A key rebuttal brought up by the opposing team whom argued that “ignorance isn’t bliss” was that being ignorant of a problem will create a false reality, a facade of happiness. Evidence that was used to support this claim was that “ignorance is a facade that humans put up for themselves that leads to detrimental outcomes initially masked by a temporary sense of security” (Jackie). Meaning that being ignorant of a problem leads to “bliss” for a short amount of time until reality (the problem) catches up to you, leading to a crash in your life, leading to a stop, leading to a bigger problem than there was before.
The side that argued “ignorance isn’t bliss” won. I believe this is because they were more focused on real-life events and more realistic events of occurrence. (you could also say they took a more realistic approach against the motion while mentioning more practical situations) They talked about how when a person stays ignorant, and then the problem temporarily solved comes (and when temporary solutions come) crashing down, it can lead to problems within the person such as drinking, drugs, parting, etc. Which cause the problem to become more significant than it was.
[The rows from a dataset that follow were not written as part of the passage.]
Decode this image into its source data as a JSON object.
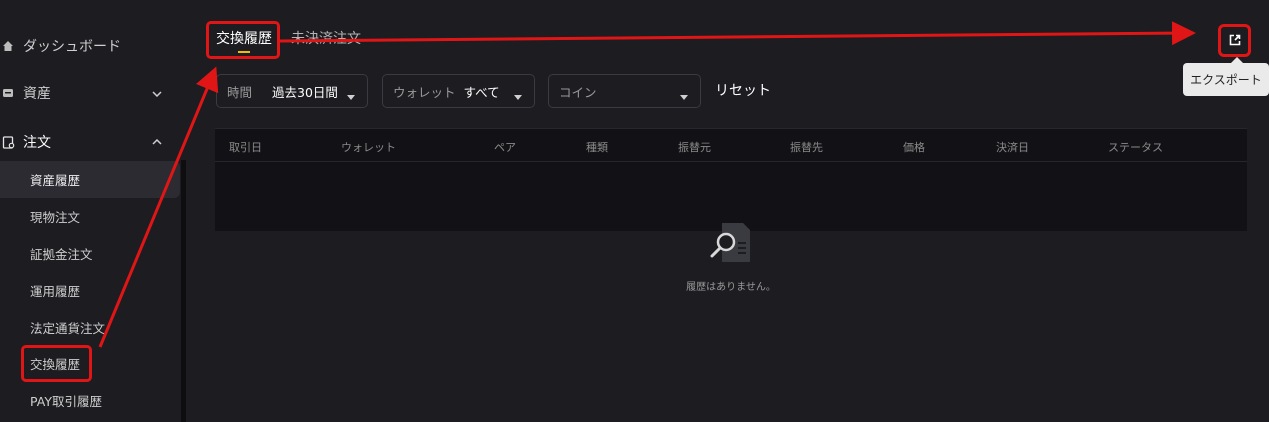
{
  "sidebar": {
    "dashboard": "ダッシュボード",
    "assets": "資産",
    "orders": "注文",
    "sub_items": [
      "資産履歴",
      "現物注文",
      "証拠金注文",
      "運用履歴",
      "法定通貨注文",
      "交換履歴",
      "PAY取引履歴"
    ]
  },
  "tabs": {
    "exchange_history": "交換履歴",
    "open_orders": "未決済注文"
  },
  "filters": {
    "time_key": "時間",
    "time_value": "過去30日間",
    "wallet_key": "ウォレット",
    "wallet_value": "すべて",
    "coin_placeholder": "コイン",
    "reset": "リセット"
  },
  "table": {
    "columns": [
      "取引日",
      "ウォレット",
      "ペア",
      "種類",
      "振替元",
      "振替先",
      "価格",
      "決済日",
      "ステータス"
    ],
    "empty_text": "履歴はありません。"
  },
  "export": {
    "tooltip": "エクスポート"
  },
  "colors": {
    "accent": "#f0b90b",
    "annotation": "#e01616",
    "background": "#1c1c21"
  }
}
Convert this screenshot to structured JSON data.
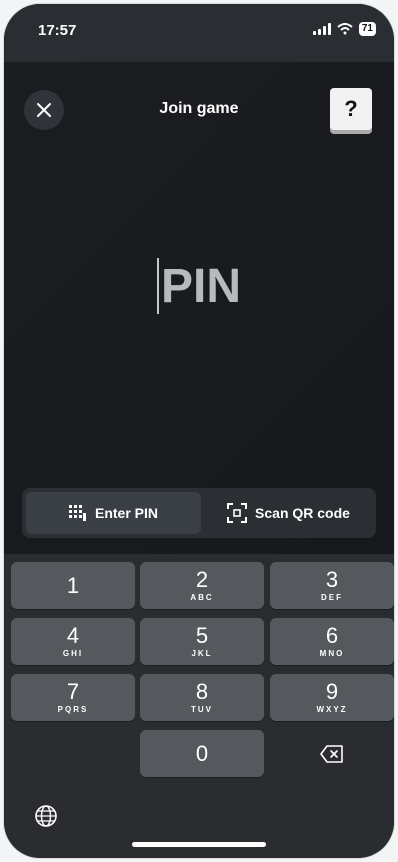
{
  "status": {
    "time": "17:57",
    "battery": "71"
  },
  "header": {
    "title": "Join game",
    "help_label": "?"
  },
  "pin_input": {
    "placeholder": "PIN"
  },
  "modes": [
    {
      "label": "Enter PIN",
      "icon": "keypad-icon",
      "active": true
    },
    {
      "label": "Scan QR code",
      "icon": "qr-scan-icon",
      "active": false
    }
  ],
  "keyboard": {
    "keys": [
      {
        "num": "1",
        "letters": ""
      },
      {
        "num": "2",
        "letters": "ABC"
      },
      {
        "num": "3",
        "letters": "DEF"
      },
      {
        "num": "4",
        "letters": "GHI"
      },
      {
        "num": "5",
        "letters": "JKL"
      },
      {
        "num": "6",
        "letters": "MNO"
      },
      {
        "num": "7",
        "letters": "PQRS"
      },
      {
        "num": "8",
        "letters": "TUV"
      },
      {
        "num": "9",
        "letters": "WXYZ"
      },
      {
        "num": "0",
        "letters": ""
      }
    ]
  },
  "colors": {
    "background": "#17191c",
    "key": "#55585d",
    "accent": "#ffffff"
  }
}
While the side that argued “ignorance is bliss” was talking in circles. They mainly talked about what the questions meant and the definition of bliss while mentioning unrealistic events and things within the realm of children in different ways but always coming to the same conclusion. All in all, this made the side for “ignorance isn’t bliss” seem more organized and knowledgeable on the subject than the “ignorance is bliss” side. Because the points brought up were more likely to occur, and I didn’t always understand the other side’s issues because they weren’t explained thoroughly.
This being said, I stand on the side of “ignorance isn’t bliss” because their evidence and support came from more realistic events and occurrences, this persuaded me to agree with their arguments because they were logical. Another reason would be that, I was able to connect the dots between the critical discussion about ignorance being a facade of happiness to my own experiences.
Regarding responsibilities when it comes to acquiring knowledge, I think we first have to think of what knowledge means, if it means what we learn at school as in the logical approaches to thinking or what we know about life. Our responsibilities would be to collect research and data about a topic and to prove our points for school. But in terms of what we would be responsible for in real life, we would be reflecting on the past, using our language skills, logic, and senses to come to conclusions about right and wrong. This being said, depending on one’s perception of the meaning of knowledge would depend on the responsibilities of acquiring knowledge to be.